(Records drawn from a dataset)
- Opening Delimiter -
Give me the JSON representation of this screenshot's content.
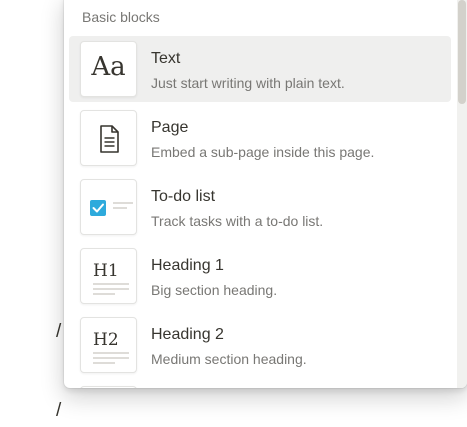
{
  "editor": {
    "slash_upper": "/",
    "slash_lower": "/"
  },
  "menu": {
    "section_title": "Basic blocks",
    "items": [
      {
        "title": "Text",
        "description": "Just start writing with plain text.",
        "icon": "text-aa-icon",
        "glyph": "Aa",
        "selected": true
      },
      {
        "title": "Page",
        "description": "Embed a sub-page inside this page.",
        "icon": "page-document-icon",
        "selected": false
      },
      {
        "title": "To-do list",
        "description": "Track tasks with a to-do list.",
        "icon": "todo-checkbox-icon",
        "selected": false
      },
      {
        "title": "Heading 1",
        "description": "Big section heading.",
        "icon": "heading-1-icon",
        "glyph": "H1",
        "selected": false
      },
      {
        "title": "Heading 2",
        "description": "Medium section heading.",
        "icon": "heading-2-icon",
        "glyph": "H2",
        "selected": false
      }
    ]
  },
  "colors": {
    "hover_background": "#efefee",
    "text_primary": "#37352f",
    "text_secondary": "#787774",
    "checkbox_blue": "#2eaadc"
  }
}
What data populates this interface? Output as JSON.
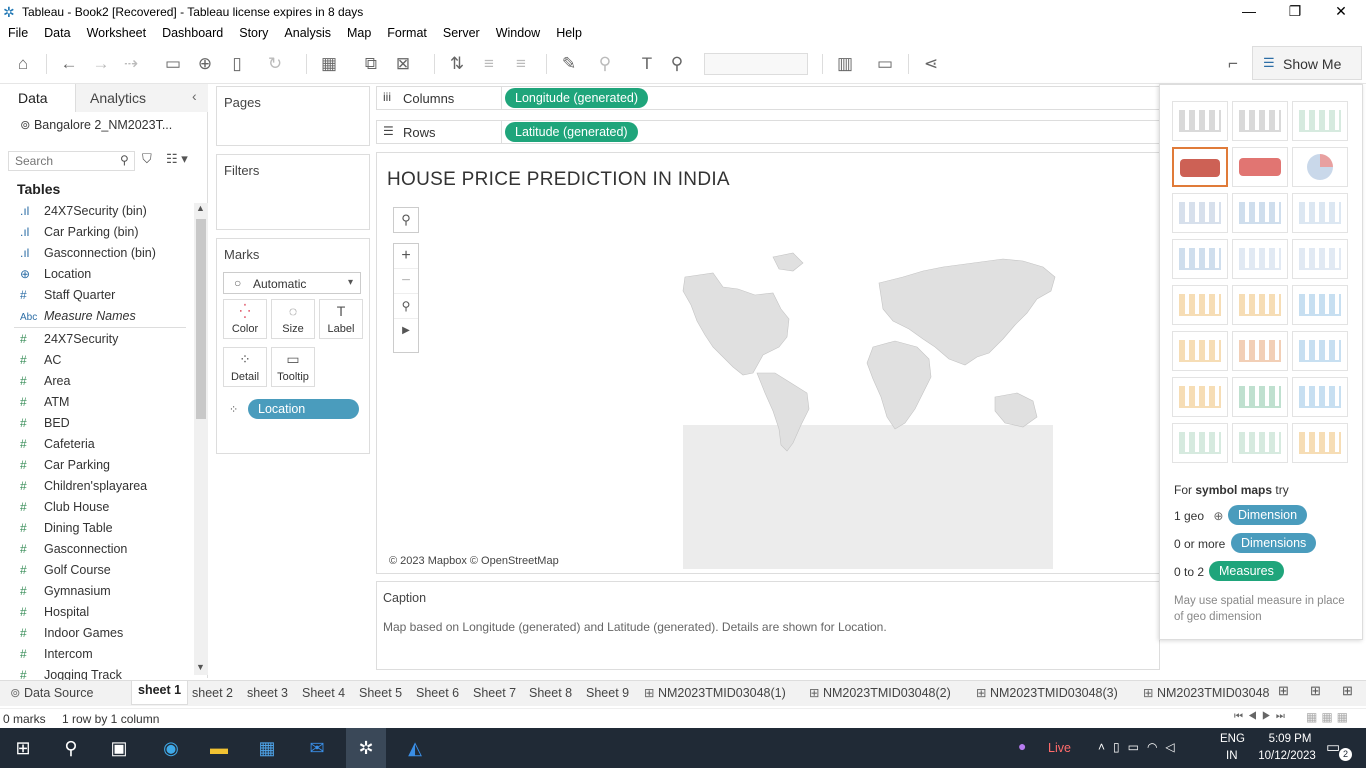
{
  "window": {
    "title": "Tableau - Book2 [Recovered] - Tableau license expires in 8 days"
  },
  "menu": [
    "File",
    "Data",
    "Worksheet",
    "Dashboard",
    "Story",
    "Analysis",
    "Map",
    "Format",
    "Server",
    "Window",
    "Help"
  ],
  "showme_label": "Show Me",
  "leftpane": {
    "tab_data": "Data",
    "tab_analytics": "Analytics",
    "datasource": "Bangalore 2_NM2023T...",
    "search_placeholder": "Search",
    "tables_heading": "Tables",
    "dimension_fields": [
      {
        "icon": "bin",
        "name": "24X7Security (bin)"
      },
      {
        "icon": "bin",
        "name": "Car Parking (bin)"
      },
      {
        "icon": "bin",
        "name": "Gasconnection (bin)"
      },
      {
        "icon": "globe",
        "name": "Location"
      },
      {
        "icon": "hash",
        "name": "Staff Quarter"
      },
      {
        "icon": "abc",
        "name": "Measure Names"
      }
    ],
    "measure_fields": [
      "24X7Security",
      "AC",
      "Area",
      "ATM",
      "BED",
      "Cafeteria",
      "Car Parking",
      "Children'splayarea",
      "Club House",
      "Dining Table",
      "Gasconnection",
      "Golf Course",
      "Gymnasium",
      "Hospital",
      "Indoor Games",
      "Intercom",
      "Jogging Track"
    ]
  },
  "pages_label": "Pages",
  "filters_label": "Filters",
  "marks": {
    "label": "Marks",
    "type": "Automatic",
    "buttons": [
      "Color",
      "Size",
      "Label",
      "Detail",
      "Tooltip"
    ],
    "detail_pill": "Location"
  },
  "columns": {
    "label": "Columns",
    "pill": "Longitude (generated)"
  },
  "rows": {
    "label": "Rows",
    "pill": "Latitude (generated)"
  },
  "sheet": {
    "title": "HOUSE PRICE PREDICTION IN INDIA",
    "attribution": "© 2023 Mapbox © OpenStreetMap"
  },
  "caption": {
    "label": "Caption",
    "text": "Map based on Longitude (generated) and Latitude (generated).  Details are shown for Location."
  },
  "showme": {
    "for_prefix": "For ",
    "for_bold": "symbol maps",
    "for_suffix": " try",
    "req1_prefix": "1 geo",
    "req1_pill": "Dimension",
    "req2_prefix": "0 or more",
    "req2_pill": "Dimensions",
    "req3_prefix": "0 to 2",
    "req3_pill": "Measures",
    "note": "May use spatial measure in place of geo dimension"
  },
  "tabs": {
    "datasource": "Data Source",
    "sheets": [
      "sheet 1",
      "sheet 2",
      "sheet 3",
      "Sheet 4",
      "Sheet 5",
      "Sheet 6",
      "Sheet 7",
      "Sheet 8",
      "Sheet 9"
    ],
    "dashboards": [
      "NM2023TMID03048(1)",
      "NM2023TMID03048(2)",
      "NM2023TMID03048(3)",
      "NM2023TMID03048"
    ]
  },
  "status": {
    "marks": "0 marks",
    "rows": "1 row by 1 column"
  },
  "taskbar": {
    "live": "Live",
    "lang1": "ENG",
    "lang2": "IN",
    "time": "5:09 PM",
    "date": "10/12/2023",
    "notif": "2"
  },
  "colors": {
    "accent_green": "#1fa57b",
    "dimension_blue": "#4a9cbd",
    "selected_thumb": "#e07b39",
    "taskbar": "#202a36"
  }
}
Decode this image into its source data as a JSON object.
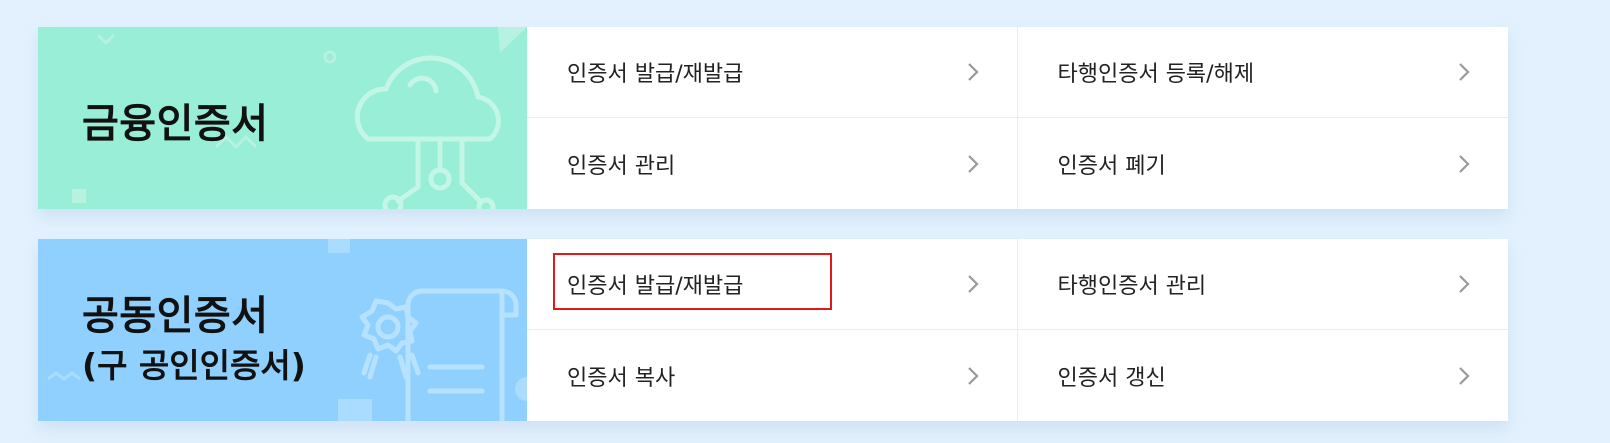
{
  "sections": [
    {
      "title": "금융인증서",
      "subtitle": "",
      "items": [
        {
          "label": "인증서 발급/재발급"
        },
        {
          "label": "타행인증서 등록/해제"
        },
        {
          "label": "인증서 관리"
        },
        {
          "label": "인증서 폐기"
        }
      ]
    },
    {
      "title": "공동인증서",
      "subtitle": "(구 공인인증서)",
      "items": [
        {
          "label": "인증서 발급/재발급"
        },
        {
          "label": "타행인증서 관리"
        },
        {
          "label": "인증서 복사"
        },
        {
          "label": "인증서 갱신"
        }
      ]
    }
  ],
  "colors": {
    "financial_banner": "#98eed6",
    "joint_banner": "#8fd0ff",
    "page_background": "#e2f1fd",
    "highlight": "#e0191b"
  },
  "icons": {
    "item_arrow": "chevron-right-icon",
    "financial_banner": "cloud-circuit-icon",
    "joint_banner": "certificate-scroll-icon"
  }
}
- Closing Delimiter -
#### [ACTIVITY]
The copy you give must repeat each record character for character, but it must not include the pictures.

#### [EXERCISE OUTPUT]
Give me the JSON representation of this screenshot's content.
{
  "editor": {
    "slash_upper": "/",
    "slash_lower": "/"
  },
  "menu": {
    "section_title": "Basic blocks",
    "items": [
      {
        "title": "Text",
        "description": "Just start writing with plain text.",
        "icon": "text-aa-icon",
        "glyph": "Aa",
        "selected": true
      },
      {
        "title": "Page",
        "description": "Embed a sub-page inside this page.",
        "icon": "page-document-icon",
        "selected": false
      },
      {
        "title": "To-do list",
        "description": "Track tasks with a to-do list.",
        "icon": "todo-checkbox-icon",
        "selected": false
      },
      {
        "title": "Heading 1",
        "description": "Big section heading.",
        "icon": "heading-1-icon",
        "glyph": "H1",
        "selected": false
      },
      {
        "title": "Heading 2",
        "description": "Medium section heading.",
        "icon": "heading-2-icon",
        "glyph": "H2",
        "selected": false
      }
    ]
  },
  "colors": {
    "hover_background": "#efefee",
    "text_primary": "#37352f",
    "text_secondary": "#787774",
    "checkbox_blue": "#2eaadc"
  }
}
What data populates this interface? Output as JSON.
{
  "window": {
    "title": "Tableau - Book2 [Recovered] - Tableau license expires in 8 days"
  },
  "menu": [
    "File",
    "Data",
    "Worksheet",
    "Dashboard",
    "Story",
    "Analysis",
    "Map",
    "Format",
    "Server",
    "Window",
    "Help"
  ],
  "showme_label": "Show Me",
  "leftpane": {
    "tab_data": "Data",
    "tab_analytics": "Analytics",
    "datasource": "Bangalore 2_NM2023T...",
    "search_placeholder": "Search",
    "tables_heading": "Tables",
    "dimension_fields": [
      {
        "icon": "bin",
        "name": "24X7Security (bin)"
      },
      {
        "icon": "bin",
        "name": "Car Parking (bin)"
      },
      {
        "icon": "bin",
        "name": "Gasconnection (bin)"
      },
      {
        "icon": "globe",
        "name": "Location"
      },
      {
        "icon": "hash",
        "name": "Staff Quarter"
      },
      {
        "icon": "abc",
        "name": "Measure Names"
      }
    ],
    "measure_fields": [
      "24X7Security",
      "AC",
      "Area",
      "ATM",
      "BED",
      "Cafeteria",
      "Car Parking",
      "Children'splayarea",
      "Club House",
      "Dining Table",
      "Gasconnection",
      "Golf Course",
      "Gymnasium",
      "Hospital",
      "Indoor Games",
      "Intercom",
      "Jogging Track"
    ]
  },
  "pages_label": "Pages",
  "filters_label": "Filters",
  "marks": {
    "label": "Marks",
    "type": "Automatic",
    "buttons": [
      "Color",
      "Size",
      "Label",
      "Detail",
      "Tooltip"
    ],
    "detail_pill": "Location"
  },
  "columns": {
    "label": "Columns",
    "pill": "Longitude (generated)"
  },
  "rows": {
    "label": "Rows",
    "pill": "Latitude (generated)"
  },
  "sheet": {
    "title": "HOUSE PRICE PREDICTION IN INDIA",
    "attribution": "© 2023 Mapbox © OpenStreetMap"
  },
  "caption": {
    "label": "Caption",
    "text": "Map based on Longitude (generated) and Latitude (generated).  Details are shown for Location."
  },
  "showme": {
    "for_prefix": "For ",
    "for_bold": "symbol maps",
    "for_suffix": " try",
    "req1_prefix": "1 geo",
    "req1_pill": "Dimension",
    "req2_prefix": "0 or more",
    "req2_pill": "Dimensions",
    "req3_prefix": "0 to 2",
    "req3_pill": "Measures",
    "note": "May use spatial measure in place of geo dimension"
  },
  "tabs": {
    "datasource": "Data Source",
    "sheets": [
      "sheet 1",
      "sheet 2",
      "sheet 3",
      "Sheet 4",
      "Sheet 5",
      "Sheet 6",
      "Sheet 7",
      "Sheet 8",
      "Sheet 9"
    ],
    "dashboards": [
      "NM2023TMID03048(1)",
      "NM2023TMID03048(2)",
      "NM2023TMID03048(3)",
      "NM2023TMID03048"
    ]
  },
  "status": {
    "marks": "0 marks",
    "rows": "1 row by 1 column"
  },
  "taskbar": {
    "live": "Live",
    "lang1": "ENG",
    "lang2": "IN",
    "time": "5:09 PM",
    "date": "10/12/2023",
    "notif": "2"
  },
  "colors": {
    "accent_green": "#1fa57b",
    "dimension_blue": "#4a9cbd",
    "selected_thumb": "#e07b39",
    "taskbar": "#202a36"
  }
}
Decode this image into its source data as a JSON object.
{
  "sections": [
    {
      "title": "금융인증서",
      "subtitle": "",
      "items": [
        {
          "label": "인증서 발급/재발급"
        },
        {
          "label": "타행인증서 등록/해제"
        },
        {
          "label": "인증서 관리"
        },
        {
          "label": "인증서 폐기"
        }
      ]
    },
    {
      "title": "공동인증서",
      "subtitle": "(구 공인인증서)",
      "items": [
        {
          "label": "인증서 발급/재발급"
        },
        {
          "label": "타행인증서 관리"
        },
        {
          "label": "인증서 복사"
        },
        {
          "label": "인증서 갱신"
        }
      ]
    }
  ],
  "colors": {
    "financial_banner": "#98eed6",
    "joint_banner": "#8fd0ff",
    "page_background": "#e2f1fd",
    "highlight": "#e0191b"
  },
  "icons": {
    "item_arrow": "chevron-right-icon",
    "financial_banner": "cloud-circuit-icon",
    "joint_banner": "certificate-scroll-icon"
  }
}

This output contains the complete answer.